Social workers are often guilty of believing that what we think is critically important is, therefore, necessarily foremost in the minds of the general public. When we see lack of the kind of action we view as essential, then, we may assume that this ‘apathy’ is the result of heartlessness, faulty media coverage, or some other flaw in the political process. In reality, what is often the case is that our issues are not even on the radar of most Americans and that, in fact, when people are informed about the true nature of the social problems that occupy social workers’ attention, they are often quite appropriately alarmed and relatively easy to move to action.
The initial challenge for social work advocates, then, is to diagnose this nebulous ‘agenda’, figure out how we can insert our priorities in a meaningful way, and then operate within this ‘softened context’ where we are much more likely to find a receptive audience for our policy proposals. Far from implying passivity in the face of indifference, this suggests that social work advocates need to work actively, before even explicitly launching a campaign, to create a policy agenda that reflects their concerns. Such organizing, done effectively, can generate the climate of inevitability that is golden for policy practitioners. Bruce Jansson’s textbook Becoming an Effective Policy Advocate includes some good content on this task of agenda building; what follows is a modified lecture that I present to my fall class, which builds on his work with some practical applications taken from my advocacy experience.
I start this conversation by asking my students what, in their opinion is on ‘the agenda’ today? Obviously, in May 2009, the economy looms large. Think about this in even recent history–last summer, gas prices were high, and that’s what everyone was talking about. The war in Iraq, so dominant for several years, began to recede late last summer as economic woes mounted. There are social problems that persist that no one really talks about too much, like HIV/AIDS, and things that are not really even considered social problems at all (but rather just accepted conditions), like income inequality. And there are things on the agenda that aren’t necessarily problems but which have been construed to be so–the ‘tax burden’ is a classic example. Considering this list, it becomes obvious that the agenda is shaped both by objective conditions and by the social and political contexts–policy agendas look different in different places, at different times, and from different perspectives.
Jansson describes the agenda-building process as a funnel, where many issues are dumped in, but only a few will emerge to really take on life politically. This is not to suggest, as the examples above might lead one to conclude, that there is only room for one social problem at a time. Indeed, while there are usually one or two dominant issues on the agenda, social work advocates can use to their advantage the openings on the margins of an agenda, where issues might not be as highly scrutinized but where there is still enough momentum to propel change.
First, social work advocates must diagnose the context

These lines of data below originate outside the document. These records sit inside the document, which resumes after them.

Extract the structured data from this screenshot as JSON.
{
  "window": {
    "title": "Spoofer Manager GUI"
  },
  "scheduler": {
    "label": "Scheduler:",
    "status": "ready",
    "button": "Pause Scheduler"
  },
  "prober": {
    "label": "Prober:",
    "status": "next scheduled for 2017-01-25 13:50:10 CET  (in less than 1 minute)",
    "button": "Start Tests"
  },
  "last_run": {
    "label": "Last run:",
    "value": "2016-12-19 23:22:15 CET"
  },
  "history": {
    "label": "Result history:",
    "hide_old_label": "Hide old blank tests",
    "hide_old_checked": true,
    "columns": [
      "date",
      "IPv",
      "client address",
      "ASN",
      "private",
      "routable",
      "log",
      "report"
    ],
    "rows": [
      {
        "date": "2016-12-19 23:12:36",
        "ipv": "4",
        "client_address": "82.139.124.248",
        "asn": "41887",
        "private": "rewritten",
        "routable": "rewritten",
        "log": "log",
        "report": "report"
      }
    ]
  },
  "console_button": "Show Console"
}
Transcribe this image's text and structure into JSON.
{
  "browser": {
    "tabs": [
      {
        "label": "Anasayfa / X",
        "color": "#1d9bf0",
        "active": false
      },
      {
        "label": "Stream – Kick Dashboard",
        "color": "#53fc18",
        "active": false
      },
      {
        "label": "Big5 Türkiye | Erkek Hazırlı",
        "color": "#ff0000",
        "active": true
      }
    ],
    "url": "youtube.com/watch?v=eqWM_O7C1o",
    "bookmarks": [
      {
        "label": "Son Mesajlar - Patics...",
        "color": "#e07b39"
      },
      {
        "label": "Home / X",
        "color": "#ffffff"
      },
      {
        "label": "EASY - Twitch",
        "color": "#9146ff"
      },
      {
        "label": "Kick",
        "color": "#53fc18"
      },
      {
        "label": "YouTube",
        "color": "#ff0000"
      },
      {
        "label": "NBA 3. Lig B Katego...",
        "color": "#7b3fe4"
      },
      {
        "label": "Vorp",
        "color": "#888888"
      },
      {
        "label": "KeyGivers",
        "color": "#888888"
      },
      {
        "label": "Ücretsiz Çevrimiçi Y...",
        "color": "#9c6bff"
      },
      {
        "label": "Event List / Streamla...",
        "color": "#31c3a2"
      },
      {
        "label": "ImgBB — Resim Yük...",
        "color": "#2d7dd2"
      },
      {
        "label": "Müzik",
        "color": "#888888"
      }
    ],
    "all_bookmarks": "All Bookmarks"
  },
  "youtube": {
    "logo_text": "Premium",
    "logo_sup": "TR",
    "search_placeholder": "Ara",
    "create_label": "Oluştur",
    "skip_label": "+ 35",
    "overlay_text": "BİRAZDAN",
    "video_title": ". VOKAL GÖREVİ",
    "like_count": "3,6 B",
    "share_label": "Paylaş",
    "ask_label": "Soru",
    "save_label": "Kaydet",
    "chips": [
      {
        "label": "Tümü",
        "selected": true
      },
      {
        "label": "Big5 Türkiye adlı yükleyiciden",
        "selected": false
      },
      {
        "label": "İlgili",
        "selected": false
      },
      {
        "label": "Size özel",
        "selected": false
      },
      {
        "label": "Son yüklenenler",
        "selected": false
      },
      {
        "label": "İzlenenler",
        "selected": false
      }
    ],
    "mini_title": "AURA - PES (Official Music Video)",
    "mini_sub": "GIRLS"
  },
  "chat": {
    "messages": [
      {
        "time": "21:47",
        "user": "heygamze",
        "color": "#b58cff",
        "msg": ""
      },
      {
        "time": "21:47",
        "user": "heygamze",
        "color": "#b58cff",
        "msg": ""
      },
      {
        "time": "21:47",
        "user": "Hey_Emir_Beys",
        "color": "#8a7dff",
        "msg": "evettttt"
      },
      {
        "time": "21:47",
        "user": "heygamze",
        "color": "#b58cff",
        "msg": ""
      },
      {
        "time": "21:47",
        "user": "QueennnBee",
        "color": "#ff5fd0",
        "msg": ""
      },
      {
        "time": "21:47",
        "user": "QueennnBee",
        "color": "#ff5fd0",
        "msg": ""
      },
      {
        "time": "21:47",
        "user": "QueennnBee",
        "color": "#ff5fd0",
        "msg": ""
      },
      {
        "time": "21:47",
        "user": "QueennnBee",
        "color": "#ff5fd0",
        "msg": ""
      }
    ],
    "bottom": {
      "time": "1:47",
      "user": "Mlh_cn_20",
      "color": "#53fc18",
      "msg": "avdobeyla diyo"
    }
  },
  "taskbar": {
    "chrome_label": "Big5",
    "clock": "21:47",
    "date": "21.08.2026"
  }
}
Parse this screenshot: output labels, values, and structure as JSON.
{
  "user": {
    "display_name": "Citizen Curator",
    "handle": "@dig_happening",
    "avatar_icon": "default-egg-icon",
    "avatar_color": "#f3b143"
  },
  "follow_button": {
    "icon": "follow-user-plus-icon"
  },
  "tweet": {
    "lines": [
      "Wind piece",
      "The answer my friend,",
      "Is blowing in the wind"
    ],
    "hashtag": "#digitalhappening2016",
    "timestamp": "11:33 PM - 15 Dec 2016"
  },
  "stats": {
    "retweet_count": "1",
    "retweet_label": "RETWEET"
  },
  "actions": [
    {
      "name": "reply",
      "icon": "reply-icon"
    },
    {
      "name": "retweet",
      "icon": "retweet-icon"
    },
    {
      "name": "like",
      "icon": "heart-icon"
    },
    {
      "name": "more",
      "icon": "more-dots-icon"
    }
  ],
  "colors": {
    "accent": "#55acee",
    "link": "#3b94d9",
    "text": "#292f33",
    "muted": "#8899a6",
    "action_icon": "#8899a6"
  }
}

• Understand the fads/trends in this area (what else is being done?)
• What are the viewpoints of influential leaders?
• Where does public opinion stand? Where is the diversity in this opinion? How does it seem to be trending?
• What is the media slant, or likelihood of favorable coverage? What does the coverage look like from recent months? To what extent are the media driving public opinion on this issue, and vice versa?
• To what degree is this issue politicized? Social work advocates should not shy away from politicized issues, but you will need stronger momentum in order to push through an issue that is likely to attract intense opposition.
• What is the magnitude of change sought? Again, when you want major changes, you need to be more prominent on the agenda, and you need a firm sense of how your issue might splinter into smaller ones if total change is not possible.
Next, you soften the context–your task here is to convince policymakers that the problem is serious enough to warrant attention without making them think that it’s hopeless. Social work advocates do well to consider the strengths perspective here. Rosemary Chapin has discussed at some length the strengths perspective as applied to policy practice; here, our interest is in how we can harness the potential for change within those impacted by the social problem as a way of mobilizing progress. To soften the context and increase the likelihood of victory, advocates harness their allies, take advantage of critical events, and pay attention to frames. We might pursue endorsements, use strategic media coverage, craft concrete proposals (which can make change look more certain), and/or highlight powerful stories.
This process of inserting our issues on the agenda is, in general, more challenging at the federal level because the competition for ideas is so much more intense, but this is also a larger space with more room for issues, so social work advocates need to be prepared to pivot rather rapidly and seize opportunities as they develop.
What’s not on the agenda that should be? Where do you see the agenda headed in the next 2-3 years? How can you frame your social problem of interest so that it fits?